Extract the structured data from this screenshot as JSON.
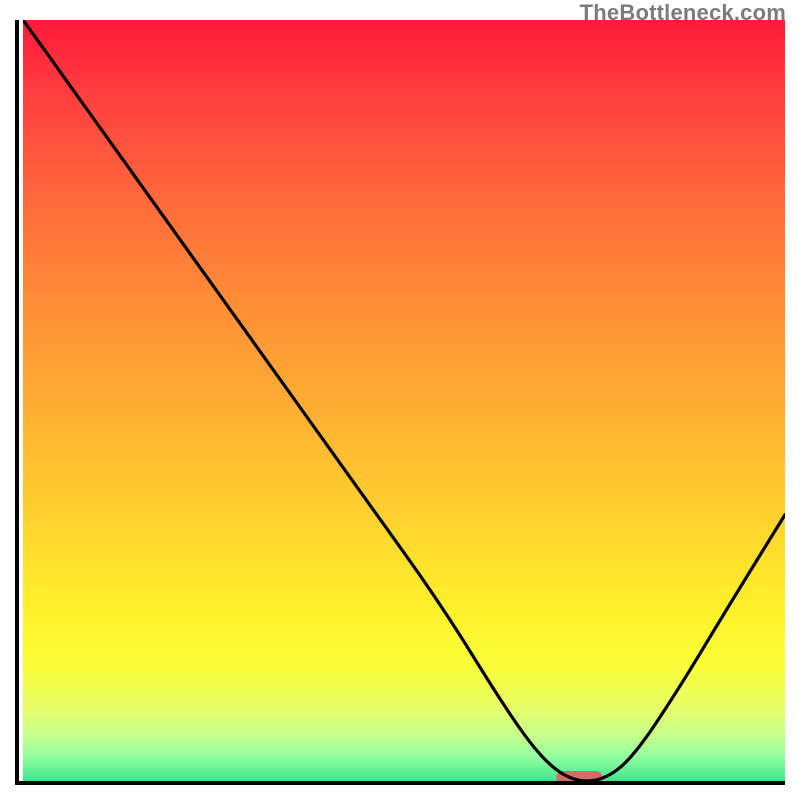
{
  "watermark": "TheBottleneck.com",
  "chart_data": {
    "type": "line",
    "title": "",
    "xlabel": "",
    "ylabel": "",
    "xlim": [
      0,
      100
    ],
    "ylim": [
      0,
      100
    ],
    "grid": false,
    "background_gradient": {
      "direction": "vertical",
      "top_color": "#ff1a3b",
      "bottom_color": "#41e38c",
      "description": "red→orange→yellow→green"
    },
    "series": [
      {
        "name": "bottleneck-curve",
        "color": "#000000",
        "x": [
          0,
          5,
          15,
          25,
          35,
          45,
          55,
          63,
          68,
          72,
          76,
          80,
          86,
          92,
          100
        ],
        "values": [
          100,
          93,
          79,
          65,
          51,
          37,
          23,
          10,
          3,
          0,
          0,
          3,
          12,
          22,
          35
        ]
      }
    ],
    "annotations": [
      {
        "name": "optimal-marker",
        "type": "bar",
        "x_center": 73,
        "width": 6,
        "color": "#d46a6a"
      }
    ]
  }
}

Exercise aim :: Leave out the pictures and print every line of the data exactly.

Output below ::
Extract the structured data from this screenshot as JSON.
{
  "watermark": "TheBottleneck.com",
  "chart_data": {
    "type": "line",
    "title": "",
    "xlabel": "",
    "ylabel": "",
    "xlim": [
      0,
      100
    ],
    "ylim": [
      0,
      100
    ],
    "grid": false,
    "background_gradient": {
      "direction": "vertical",
      "top_color": "#ff1a3b",
      "bottom_color": "#41e38c",
      "description": "red→orange→yellow→green"
    },
    "series": [
      {
        "name": "bottleneck-curve",
        "color": "#000000",
        "x": [
          0,
          5,
          15,
          25,
          35,
          45,
          55,
          63,
          68,
          72,
          76,
          80,
          86,
          92,
          100
        ],
        "values": [
          100,
          93,
          79,
          65,
          51,
          37,
          23,
          10,
          3,
          0,
          0,
          3,
          12,
          22,
          35
        ]
      }
    ],
    "annotations": [
      {
        "name": "optimal-marker",
        "type": "bar",
        "x_center": 73,
        "width": 6,
        "color": "#d46a6a"
      }
    ]
  }
}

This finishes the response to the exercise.